While asthma cannot be cured, it may be managed well with inhaled drugs, allowing people with asthma to live a normal, active life.There are two types of inhalers: bronchodilators (such as salbutamol), which dilate the airways and improve symptoms; and steroids (such as beclometasone), which decrease airway inflammation. This decreases the severity of asthma symptoms and the risk of severe asthma episodes and mortality.

Individuals with asthma may need to take their inhaler on a daily basis. Their therapy will vary according on the severity of their symptoms and the many types of inhalers accessible. Coordination of breathing with an inhaler can be challenging – especially for youngsters and in emergency situations. Utilizing a “spacer” device simplifies the use of an aerosol inhaler and aids in the medication’s effective delivery to the lungs. A spacer is a plastic container with one end fitted with a mouthpiece or mask and the other with a hole for the inhaler. A handmade spacer constructed from a 500-ml plastic bottle can be as effective as a commercially available inhaler.

In many nations, access to inhalers is restricted. In low-income nations’ public primary health care facilities in 2019, less than half of patients with asthma had access to a bronchodilator and less than one in five had access to a steroid inhaler. Individuals with asthma and their families require education to have a better understanding of their condition, medication options, triggers to avoid, and how to manage their symptoms at home.
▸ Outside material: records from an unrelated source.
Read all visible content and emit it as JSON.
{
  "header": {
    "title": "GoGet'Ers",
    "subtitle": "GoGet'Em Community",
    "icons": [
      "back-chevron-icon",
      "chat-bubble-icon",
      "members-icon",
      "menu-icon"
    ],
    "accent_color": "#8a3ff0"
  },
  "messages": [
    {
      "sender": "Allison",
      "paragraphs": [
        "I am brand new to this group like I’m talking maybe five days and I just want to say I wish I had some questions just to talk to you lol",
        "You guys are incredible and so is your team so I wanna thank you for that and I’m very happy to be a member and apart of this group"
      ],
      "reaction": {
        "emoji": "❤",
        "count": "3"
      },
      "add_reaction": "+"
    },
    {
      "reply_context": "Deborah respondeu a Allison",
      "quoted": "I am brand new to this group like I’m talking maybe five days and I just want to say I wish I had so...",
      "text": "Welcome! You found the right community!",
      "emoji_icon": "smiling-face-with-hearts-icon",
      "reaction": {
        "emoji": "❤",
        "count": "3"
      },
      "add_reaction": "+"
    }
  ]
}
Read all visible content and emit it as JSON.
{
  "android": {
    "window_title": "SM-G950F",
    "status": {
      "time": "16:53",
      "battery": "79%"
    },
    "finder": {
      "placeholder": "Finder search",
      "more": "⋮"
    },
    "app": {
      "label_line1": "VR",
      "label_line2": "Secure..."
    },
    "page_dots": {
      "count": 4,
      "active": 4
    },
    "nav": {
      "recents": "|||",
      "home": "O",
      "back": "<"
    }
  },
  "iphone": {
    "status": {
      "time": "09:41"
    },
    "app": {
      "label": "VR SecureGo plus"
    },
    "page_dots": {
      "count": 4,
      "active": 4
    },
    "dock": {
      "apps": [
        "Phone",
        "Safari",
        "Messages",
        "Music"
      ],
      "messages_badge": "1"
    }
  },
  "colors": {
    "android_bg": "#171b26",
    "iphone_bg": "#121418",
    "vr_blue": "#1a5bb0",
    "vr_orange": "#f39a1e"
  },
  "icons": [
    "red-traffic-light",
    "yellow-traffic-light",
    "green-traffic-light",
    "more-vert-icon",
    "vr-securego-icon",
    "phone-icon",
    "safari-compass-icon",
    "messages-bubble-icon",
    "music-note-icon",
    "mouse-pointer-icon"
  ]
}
Additionally, it is critical to promote community knowledge and dispel myths and stigma associated with asthma in certain circumstances.

Asthma is listed in both the WHO Global Action Plan for the Prevention and Control of Noncommunicable Diseases and the United Nations Sustainable Development Goals 2030. WHO is extending asthma detection and treatment in a variety of ways. The WHO Package of Essential Noncommunicable Disease Interventions (PEN) was created to aid in the treatment of noncommunicable diseases (NCDs) in primary health care settings with limited resources. PEN covers evaluation, diagnostic, and management procedures for chronic respiratory disorders (asthma and chronic obstructive pulmonary disease), as well as modules on healthy lifestyle counselling, including cigarette cessation and self-care.

Singulair, or montelukast, is an asthma medication that works by inhibiting the function of leukotrienes. These are fatty signalling molecules that the body utilises in times of inflammation and allergic responses. Singulair is available in chewable pills, granules, and normal tablets, and the dose is determined by the patient’s age. However, the FDA advises that Singulair may cause serious adverse effects, including psychological distress, particularly in young individuals.

Eliminating tobacco smoke exposure is critical for both primary prevention and disease treatment of asthma. The Framework Convention on Tobacco Control, as well as WHO programmes like as MPOWER and mTobacco Cessation, are facilitating development in this area. The Global Alliance Against Chronic Respiratory Illnesses (GARD) contributes to the work of the World Health Organization (WHO) in the prevention and control of chronic respiratory diseases. GARD is a non-profit organisation comprised of national and international organisations and agencies from a variety of nations devoted to the goal of a future where everyone can breathe freely.